Step by step: The new Bing Concert Hall
BY CYNTHIA HAVEN
Right now it's a 65-foot-tall gray steel skeleton off Palm Drive. But imagine it with a string quintet playing Haydn, or a Christmas choral concert, or an avant-garde multimedia performance.
The 844-seat Bing Concert Hall is the first step in a long-range vision for the new arts district at the "front door" of campus, offering a powerful architectural identity for the arts at Stanford.
Clearing the site began last spring, and foundation work followed in July. But the dramatic part was the erection of the steel drum that provides the distinctive shape of the future hall: It took less than a week to go up.
"The steel erection was extremely efficient and very well orchestrated – a good word for a concert hall," said Maggie Burgett, project manager for the future arts venue. "There seems to be a lot of interest. People are amazed when they go by because it went up so fast," she said.
The future 112,000-square-foot, fez-shaped concert hall is more than architecturally stunning: It will dramatically enhance the quality of performance space at Stanford. The shape of the concert hall will allow sound to radiate naturally, offering a superb acoustic.
A glass-enclosed foyer will provide space for lectures, receptions and other programming. The hall also will have a substantial rehearsal studio, a state-of-the-art recording studio and a performers' lounge and garden.
Compared with San Francisco's Davies Symphony Hall, which is more than three times larger, the Bing Concert Hall will be positively cozy, with the audience closer to the performers and almost on the same level with them. Its design will feature a vineyard-style configuration – the concert equivalent of "theater in the round," with terraced sections wrapping around the stage.
Don't expect to see any more dramatic changes soon. "It will look like what it looks like now for quite a while," said Burgett. The next steps are aligning and welding the structure and hanging the catwalk steel.

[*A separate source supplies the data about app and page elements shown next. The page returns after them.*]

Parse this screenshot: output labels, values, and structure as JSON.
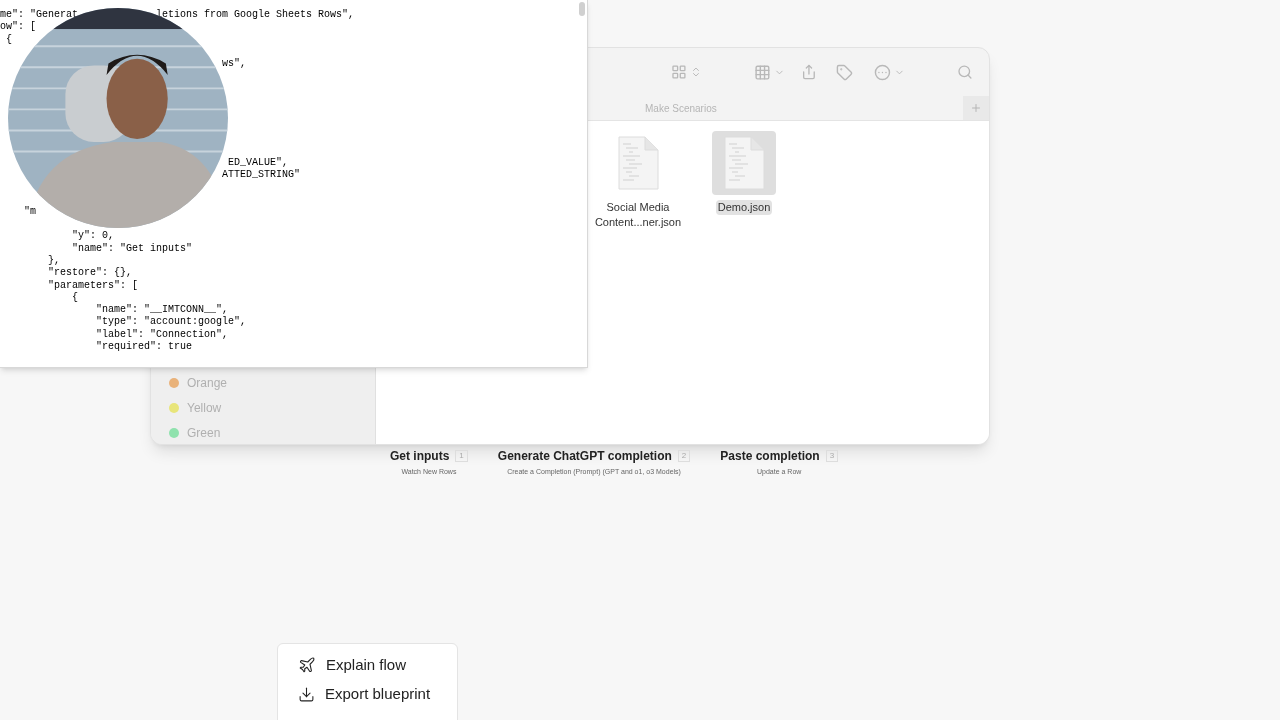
{
  "editor": {
    "lines": [
      {
        "segments": [
          "me\": \"Generat",
          "             letions from Google Sheets Rows\","
        ]
      },
      {
        "segments": [
          "ow\": ["
        ]
      },
      {
        "segments": [
          " {"
        ]
      },
      {
        "blank": true
      },
      {
        "segments": [
          "                                     ws\","
        ]
      },
      {
        "blank": true
      },
      {
        "blank": true
      },
      {
        "blank": true
      },
      {
        "blank": true
      },
      {
        "blank": true
      },
      {
        "blank": true
      },
      {
        "blank": true
      },
      {
        "segments": [
          "                                      ED_VALUE\","
        ]
      },
      {
        "segments": [
          "                                     ATTED_STRING\""
        ]
      },
      {
        "blank": true
      },
      {
        "blank": true
      },
      {
        "segments": [
          "    \"m"
        ]
      },
      {
        "blank": true
      },
      {
        "segments": [
          "            \"y\": 0,"
        ]
      },
      {
        "segments": [
          "            \"name\": \"Get inputs\""
        ]
      },
      {
        "segments": [
          "        },"
        ]
      },
      {
        "segments": [
          "        \"restore\": {},"
        ]
      },
      {
        "segments": [
          "        \"parameters\": ["
        ]
      },
      {
        "segments": [
          "            {"
        ]
      },
      {
        "segments": [
          "                \"name\": \"__IMTCONN__\","
        ]
      },
      {
        "segments": [
          "                \"type\": \"account:google\","
        ]
      },
      {
        "segments": [
          "                \"label\": \"Connection\","
        ]
      },
      {
        "segments": [
          "                \"required\": true"
        ]
      }
    ]
  },
  "finder": {
    "tab": {
      "label": "Make Scenarios"
    },
    "sidebar_tags": [
      {
        "label": "Orange",
        "color": "#e9b27a"
      },
      {
        "label": "Yellow",
        "color": "#e8e57a"
      },
      {
        "label": "Green",
        "color": "#8fe2ad"
      }
    ],
    "files": [
      {
        "name": "Social Media Content...ner.json",
        "selected": false
      },
      {
        "name": "Demo.json",
        "selected": true
      }
    ]
  },
  "modules": [
    {
      "title": "Get inputs",
      "number": "1",
      "subtitle": "Watch New Rows"
    },
    {
      "title": "Generate ChatGPT completion",
      "number": "2",
      "subtitle": "Create a Completion (Prompt) (GPT and o1, o3 Models)"
    },
    {
      "title": "Paste completion",
      "number": "3",
      "subtitle": "Update a Row"
    }
  ],
  "menu": {
    "items": [
      {
        "label": "Explain flow",
        "kind": "explain"
      },
      {
        "label": "Export blueprint",
        "kind": "export"
      }
    ]
  }
}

The building is slated for completion in summer 2012, with the first public performances in January 2013.